Disclaimer: I am not a certified or licensed mental health care physician. If you are seeking immediate assistance please contact your primary care physician. In the case of an emergency please call 911 or The Suicide Prevention Hotline at 1-800-273-8255. Please reach out if you need help. You matter!
However, what I am is a young woman who has been in your shoes that through the practice of self-patience found self-love and was able to save herself because pride got in the way of seeking help.
Hello and welcome! If you decided to click on the link to this article that either means you have bravely overcome a traumatic experience in your life and are now on the journey to recovery or someone close to you has overcome a traumatic experience in their life and you would like to be their support system while helping this person through the hurt they’ve experienced.
First and foremost, congratulations on making it through! I hope these words help initiate your/their healing process as it has for myself.
I was inspired to write this article after speaking as a guest panelist for The Starter Kit Series’ presentation of The Black Girl Starter Kit’s Interactive Workshop and Women’s Brunch at Freetown Cafe in the downtown arts district of Newark, New Jersey this past Saturday, July 22nd, which was sponsored by Empowering Her.
After sharing a room with many vibrate, beautiful, and talented women of color ranging in age and listening to the life stories of many, as women of color we share more in common than just the melanin in our skin. This common thread is having the ability to suppress past hurt. By not acknowledging hurt and properly healing from that pain, you leave the wound open to infect other parts of your life.
Society (by way of our parents, family members, friends, spouse and others) has taught us to base our value on a list of unattainable standards. This ranking system includes physical attributes, socioeconomic standing, gender expectations and highest level of education received all of which are superficial. Life’s battle scars and our flaws is what makes us unique and there is no list for that. Have you ever heard of golden joinery? Well in Japan for nearly 500 years, when household pottery was broken instead of discharging the damaged item the owner would repair it with lacquer made of gold, silver, or platinum. This method is known as kintsugi or golden joinery. The pieces believed to be damaged are now considered works of art. This is what you are!
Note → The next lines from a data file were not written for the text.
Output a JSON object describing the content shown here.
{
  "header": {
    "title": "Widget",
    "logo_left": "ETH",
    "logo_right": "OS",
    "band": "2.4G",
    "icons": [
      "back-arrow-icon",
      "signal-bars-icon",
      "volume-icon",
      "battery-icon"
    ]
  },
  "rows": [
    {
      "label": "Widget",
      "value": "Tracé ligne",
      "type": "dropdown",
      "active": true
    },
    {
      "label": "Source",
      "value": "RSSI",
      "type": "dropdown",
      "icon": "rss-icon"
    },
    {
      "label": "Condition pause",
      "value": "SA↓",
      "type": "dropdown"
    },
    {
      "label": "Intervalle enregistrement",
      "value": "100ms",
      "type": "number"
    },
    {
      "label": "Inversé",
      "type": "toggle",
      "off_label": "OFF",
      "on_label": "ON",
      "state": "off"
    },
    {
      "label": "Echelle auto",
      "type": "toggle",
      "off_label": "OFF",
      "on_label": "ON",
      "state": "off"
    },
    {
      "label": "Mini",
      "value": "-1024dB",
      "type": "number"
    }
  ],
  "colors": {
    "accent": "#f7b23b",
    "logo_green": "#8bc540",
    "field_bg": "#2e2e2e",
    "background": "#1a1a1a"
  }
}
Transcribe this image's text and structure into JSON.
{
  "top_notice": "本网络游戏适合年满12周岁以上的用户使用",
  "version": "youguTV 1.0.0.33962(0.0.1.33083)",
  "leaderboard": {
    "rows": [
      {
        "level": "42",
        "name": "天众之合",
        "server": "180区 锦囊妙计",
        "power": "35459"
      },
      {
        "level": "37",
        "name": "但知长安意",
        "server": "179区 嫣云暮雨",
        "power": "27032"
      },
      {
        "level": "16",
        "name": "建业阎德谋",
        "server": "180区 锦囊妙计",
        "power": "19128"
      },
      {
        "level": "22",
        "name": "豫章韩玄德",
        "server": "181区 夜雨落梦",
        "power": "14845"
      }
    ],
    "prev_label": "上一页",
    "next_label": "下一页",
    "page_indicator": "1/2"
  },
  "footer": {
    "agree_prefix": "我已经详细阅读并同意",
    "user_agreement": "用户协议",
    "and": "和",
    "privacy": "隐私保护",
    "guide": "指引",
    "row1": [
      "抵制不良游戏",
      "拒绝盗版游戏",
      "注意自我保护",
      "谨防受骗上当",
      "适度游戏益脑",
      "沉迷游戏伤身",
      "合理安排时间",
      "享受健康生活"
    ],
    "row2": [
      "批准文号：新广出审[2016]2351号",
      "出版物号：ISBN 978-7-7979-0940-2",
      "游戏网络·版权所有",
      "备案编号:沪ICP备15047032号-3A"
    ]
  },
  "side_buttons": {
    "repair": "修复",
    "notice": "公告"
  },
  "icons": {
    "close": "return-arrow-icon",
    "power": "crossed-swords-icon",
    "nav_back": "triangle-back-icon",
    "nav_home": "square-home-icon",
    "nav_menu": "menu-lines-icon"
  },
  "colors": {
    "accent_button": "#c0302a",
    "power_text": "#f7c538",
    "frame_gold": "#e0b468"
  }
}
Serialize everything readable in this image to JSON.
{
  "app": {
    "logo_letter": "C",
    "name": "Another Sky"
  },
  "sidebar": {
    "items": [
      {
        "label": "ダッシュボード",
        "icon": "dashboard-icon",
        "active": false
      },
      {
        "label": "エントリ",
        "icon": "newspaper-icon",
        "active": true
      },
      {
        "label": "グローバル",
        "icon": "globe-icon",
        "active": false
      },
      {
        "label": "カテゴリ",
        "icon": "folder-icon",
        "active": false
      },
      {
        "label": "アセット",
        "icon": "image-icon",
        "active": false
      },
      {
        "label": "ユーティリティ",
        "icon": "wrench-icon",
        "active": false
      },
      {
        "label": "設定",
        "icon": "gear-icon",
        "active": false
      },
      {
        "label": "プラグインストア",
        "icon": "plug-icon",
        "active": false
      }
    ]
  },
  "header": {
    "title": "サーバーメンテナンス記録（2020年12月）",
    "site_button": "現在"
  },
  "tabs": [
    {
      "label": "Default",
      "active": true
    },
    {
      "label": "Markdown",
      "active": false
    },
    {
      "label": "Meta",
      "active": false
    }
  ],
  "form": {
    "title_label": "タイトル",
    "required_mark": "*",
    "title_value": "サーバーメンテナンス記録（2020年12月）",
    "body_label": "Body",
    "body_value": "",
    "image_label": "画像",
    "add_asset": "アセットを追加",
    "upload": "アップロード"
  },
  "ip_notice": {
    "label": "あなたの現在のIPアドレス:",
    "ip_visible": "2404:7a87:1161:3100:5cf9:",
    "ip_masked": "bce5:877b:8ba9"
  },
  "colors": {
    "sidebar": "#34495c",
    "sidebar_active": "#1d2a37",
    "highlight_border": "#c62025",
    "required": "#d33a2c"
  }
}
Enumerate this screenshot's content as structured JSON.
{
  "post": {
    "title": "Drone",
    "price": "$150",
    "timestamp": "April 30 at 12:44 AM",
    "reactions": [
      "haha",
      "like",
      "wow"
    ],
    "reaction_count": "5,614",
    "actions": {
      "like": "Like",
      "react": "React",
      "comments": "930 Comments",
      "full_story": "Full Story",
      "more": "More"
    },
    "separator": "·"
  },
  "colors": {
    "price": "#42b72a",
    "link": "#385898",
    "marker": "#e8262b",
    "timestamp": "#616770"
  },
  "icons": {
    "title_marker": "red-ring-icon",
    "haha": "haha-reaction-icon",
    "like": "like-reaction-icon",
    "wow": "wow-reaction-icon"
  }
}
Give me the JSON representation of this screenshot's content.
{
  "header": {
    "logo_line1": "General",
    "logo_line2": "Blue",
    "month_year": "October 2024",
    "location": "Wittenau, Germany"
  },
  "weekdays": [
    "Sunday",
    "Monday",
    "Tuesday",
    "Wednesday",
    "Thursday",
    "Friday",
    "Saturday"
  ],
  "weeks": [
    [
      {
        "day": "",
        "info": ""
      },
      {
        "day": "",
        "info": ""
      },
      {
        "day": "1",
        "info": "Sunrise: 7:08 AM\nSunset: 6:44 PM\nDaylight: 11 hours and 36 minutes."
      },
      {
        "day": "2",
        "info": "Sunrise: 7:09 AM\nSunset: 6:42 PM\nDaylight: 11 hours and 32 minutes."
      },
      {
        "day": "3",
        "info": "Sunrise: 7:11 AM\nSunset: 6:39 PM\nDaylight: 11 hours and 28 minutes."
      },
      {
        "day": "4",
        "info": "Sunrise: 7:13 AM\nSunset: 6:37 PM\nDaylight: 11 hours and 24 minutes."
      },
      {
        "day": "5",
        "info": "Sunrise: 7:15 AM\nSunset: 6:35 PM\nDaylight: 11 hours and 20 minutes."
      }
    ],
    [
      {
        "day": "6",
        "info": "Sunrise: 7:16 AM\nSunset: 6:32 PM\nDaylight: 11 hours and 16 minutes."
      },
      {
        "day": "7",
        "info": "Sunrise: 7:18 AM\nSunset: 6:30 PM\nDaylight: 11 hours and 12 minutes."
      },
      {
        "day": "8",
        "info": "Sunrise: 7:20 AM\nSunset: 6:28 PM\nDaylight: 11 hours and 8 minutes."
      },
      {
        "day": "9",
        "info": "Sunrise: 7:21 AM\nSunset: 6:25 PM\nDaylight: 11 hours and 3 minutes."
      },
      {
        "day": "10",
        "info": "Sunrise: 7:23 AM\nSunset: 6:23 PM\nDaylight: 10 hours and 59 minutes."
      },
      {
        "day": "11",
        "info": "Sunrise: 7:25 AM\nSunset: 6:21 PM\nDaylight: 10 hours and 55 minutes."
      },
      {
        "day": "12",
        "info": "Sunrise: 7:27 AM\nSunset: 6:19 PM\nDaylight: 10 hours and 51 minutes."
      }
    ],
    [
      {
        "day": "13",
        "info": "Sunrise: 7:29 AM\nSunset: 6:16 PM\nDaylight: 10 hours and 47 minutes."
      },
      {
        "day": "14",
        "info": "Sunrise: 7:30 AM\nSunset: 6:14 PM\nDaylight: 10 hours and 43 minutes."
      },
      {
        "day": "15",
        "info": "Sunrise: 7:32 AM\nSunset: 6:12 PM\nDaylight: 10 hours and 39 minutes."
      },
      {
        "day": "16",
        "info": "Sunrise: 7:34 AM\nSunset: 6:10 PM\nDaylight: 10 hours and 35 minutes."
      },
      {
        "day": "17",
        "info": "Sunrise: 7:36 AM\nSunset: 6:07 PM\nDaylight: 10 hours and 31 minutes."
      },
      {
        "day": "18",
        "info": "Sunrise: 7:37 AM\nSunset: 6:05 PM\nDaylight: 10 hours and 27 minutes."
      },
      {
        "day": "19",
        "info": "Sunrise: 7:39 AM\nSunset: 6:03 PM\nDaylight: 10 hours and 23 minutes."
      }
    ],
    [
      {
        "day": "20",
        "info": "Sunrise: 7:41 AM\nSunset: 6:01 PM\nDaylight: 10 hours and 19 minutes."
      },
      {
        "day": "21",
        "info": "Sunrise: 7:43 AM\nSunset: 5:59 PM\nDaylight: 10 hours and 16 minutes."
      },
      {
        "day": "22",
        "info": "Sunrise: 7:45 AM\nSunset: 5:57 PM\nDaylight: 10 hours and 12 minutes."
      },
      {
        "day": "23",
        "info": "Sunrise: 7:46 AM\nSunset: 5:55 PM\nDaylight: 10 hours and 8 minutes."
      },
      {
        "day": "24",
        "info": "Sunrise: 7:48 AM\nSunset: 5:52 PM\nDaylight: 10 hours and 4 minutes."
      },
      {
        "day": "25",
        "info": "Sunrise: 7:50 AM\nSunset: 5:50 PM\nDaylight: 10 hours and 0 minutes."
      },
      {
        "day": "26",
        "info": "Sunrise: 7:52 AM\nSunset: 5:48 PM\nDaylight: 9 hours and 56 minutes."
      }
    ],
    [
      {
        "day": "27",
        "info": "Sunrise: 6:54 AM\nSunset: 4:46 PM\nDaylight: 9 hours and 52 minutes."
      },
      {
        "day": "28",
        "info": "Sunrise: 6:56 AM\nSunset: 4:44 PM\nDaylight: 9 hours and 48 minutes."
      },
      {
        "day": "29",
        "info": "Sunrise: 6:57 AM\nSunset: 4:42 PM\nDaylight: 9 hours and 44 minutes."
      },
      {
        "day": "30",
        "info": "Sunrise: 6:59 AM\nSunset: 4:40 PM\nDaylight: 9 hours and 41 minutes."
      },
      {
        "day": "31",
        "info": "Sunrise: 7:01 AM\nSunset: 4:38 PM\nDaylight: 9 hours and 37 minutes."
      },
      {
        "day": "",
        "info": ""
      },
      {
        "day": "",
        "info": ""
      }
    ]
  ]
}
The process of healing consists of three parts: acknowledgment of the hurt, forgiveness of the inflicter and a period of self-reflection. I found the most challenging part was turning the attention to myself to analyze my part in it all. Dr. Gail Brenner is a psychologist and author of The End of Self-Help. In a blog post on her personal website, Dr. Brenner lists 10 Life Changing Facts to Heal the Pain of the Past which focuses in the period of self-reflection. Below are three of Dr. Brenner’s facts that empowered me to take ownership of myself.
“The path to healing opens up once you are fed up by how the stories about the past impact you.”
Simply put, you are not a victim, you are a warrior. Thinking negative thoughts, viewing yourself in a negative light and/or speaking negative words about yourself will breathe life into bad energy. You are your thoughts!Change the way you think and it will change your life’s trajectory.
“Beliefs about healing can get in the way.”
This is where forgiveness of the inflicter and a period of self-reflection meet. You can not delayed your healing progress because of the inflicter. While their apology may be nice or the inflicter acknowledging their wrongdoing would be nice, you owe it to yourself to move on. Don’t fight fire with fire or you will be the one to get burned.
“Finding out who you are is the ultimate freedom.”
I didn’t even know my own strength until life tested me. The silver lining in the healing process is that you become a phoenix rising from the ashes. Who you were no longer exists and outcomes the best possible version of yourself.
You secure your bag, now it’s time to secure your mental health.